The linkage of once-separate utility service areas, and the creation of a competitive market in for Northern Virginia power plants to generate and sell electricity at wholesale rates, requires a good understanding of the political environment as well as physical geography. Dominion Resources has one of the most effective lobby operations dealing with the General Assembly, and has been quite effective in getting legislation passed to facilitate the business operations of the company during the deregulation/re-regulation of electricity sales.

However, not everyone supported Dominion's proposal to join PJM Interconnection. Public Citizen expressed its opposition in 2004, noting that Virginia customers were at risk of voltage reductions ("brown-outs") if power generated in Virginia was exported out of state:1

Dominion is thirsty for an export market for the electricity it generates, despite whatever consequences such generation might have for local authorities who want to maintain some measure of control over the utilities producing power in their districts. By joining PJM, Virginia will very likely become an exporter of power through Dominion, since the state’s electricity rates are cheaper than the PJM average. Virginia’s retail electric rates are 5.5 percent lower than the PJM average (6.3 cents per kilowatt/hour versus 6.7 cents per KwH). Indeed, Virginia’s SCC has expressed wariness over the prospect of Virginia customers losing priority transmission service, which the FERC considers undue discrimination in a deregulated market. This situation has prompted the Richmond Times-Dispatch to question, "If, as the [FERC] suggests, states can pull no strings to protect their native load, then can PJM brown-out rate-paying Virginians to avert a blackout elsewhere?"
(NOTE: FERC stands for Federal Energy Regulatory Commission, a Federal agency. SCC stands for State Corporation Commission, a state of Virginia agency that regulates utilities.)

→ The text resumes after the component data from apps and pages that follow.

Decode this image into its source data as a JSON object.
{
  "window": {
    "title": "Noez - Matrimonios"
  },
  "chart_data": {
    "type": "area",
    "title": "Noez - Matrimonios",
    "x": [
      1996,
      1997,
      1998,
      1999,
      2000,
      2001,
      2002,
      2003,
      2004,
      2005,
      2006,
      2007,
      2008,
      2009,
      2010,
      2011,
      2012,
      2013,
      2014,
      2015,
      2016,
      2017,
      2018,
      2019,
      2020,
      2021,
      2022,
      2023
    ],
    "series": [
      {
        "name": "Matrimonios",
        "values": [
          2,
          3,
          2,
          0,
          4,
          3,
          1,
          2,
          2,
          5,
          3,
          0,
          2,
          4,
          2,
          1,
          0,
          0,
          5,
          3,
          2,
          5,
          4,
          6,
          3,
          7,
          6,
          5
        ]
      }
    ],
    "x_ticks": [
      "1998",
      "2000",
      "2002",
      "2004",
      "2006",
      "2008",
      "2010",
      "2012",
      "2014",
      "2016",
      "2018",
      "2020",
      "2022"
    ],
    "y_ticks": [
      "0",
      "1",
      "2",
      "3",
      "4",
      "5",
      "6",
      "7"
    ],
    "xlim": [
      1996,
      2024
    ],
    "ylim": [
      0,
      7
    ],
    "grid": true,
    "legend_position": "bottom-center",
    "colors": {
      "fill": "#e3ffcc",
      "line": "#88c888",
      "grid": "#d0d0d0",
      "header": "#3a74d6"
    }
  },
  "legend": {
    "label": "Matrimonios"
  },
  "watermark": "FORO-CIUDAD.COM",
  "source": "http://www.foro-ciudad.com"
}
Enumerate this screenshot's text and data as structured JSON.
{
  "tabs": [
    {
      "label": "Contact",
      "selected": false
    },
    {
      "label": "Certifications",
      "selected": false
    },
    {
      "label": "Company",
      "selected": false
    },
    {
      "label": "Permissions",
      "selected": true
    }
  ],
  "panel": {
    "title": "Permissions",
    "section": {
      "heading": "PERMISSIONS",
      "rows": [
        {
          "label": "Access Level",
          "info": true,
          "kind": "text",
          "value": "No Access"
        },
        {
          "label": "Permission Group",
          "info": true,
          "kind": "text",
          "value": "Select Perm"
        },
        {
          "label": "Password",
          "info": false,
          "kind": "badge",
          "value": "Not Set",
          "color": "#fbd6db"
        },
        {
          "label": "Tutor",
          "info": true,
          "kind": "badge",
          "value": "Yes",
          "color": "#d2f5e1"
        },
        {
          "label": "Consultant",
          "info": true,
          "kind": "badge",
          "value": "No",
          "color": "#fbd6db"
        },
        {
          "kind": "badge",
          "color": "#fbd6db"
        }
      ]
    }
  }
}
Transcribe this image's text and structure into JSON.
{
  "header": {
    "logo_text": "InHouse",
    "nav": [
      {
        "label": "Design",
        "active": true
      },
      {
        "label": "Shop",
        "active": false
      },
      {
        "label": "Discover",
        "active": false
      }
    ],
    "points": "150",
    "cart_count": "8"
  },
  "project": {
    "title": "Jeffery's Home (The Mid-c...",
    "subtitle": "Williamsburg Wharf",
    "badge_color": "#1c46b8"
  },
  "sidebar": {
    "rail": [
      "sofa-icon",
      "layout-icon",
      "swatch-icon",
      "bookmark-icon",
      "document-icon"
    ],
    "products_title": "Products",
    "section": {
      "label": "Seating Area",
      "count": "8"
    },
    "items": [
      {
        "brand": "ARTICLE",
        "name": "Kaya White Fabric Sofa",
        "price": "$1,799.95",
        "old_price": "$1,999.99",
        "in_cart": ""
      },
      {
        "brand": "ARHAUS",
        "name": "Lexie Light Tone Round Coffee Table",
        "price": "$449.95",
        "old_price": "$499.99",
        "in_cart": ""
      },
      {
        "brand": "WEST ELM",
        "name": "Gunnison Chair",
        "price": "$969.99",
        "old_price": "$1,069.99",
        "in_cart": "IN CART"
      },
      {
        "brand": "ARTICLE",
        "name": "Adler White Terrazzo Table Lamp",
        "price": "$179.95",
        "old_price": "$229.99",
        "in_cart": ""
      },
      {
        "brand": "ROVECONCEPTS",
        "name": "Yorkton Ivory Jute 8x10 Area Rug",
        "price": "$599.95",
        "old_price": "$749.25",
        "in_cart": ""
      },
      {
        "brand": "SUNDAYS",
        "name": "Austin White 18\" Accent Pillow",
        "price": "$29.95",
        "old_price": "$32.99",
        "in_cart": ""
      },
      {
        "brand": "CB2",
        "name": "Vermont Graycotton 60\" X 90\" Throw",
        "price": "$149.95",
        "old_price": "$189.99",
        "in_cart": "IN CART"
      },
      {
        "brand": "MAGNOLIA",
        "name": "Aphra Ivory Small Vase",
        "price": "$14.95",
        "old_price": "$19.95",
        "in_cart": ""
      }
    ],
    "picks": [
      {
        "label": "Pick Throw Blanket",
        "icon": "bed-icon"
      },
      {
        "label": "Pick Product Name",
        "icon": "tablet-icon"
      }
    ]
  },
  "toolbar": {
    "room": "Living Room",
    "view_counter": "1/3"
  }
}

1. Public Citizen, "Dominion Resources, Inc. - A Public Citizen Corporate Profile, October 2004", p.13, (last checked March 26, 2008)

Making NOVA Work: Energy and Waste Management
Northern Virginia
Virginia Places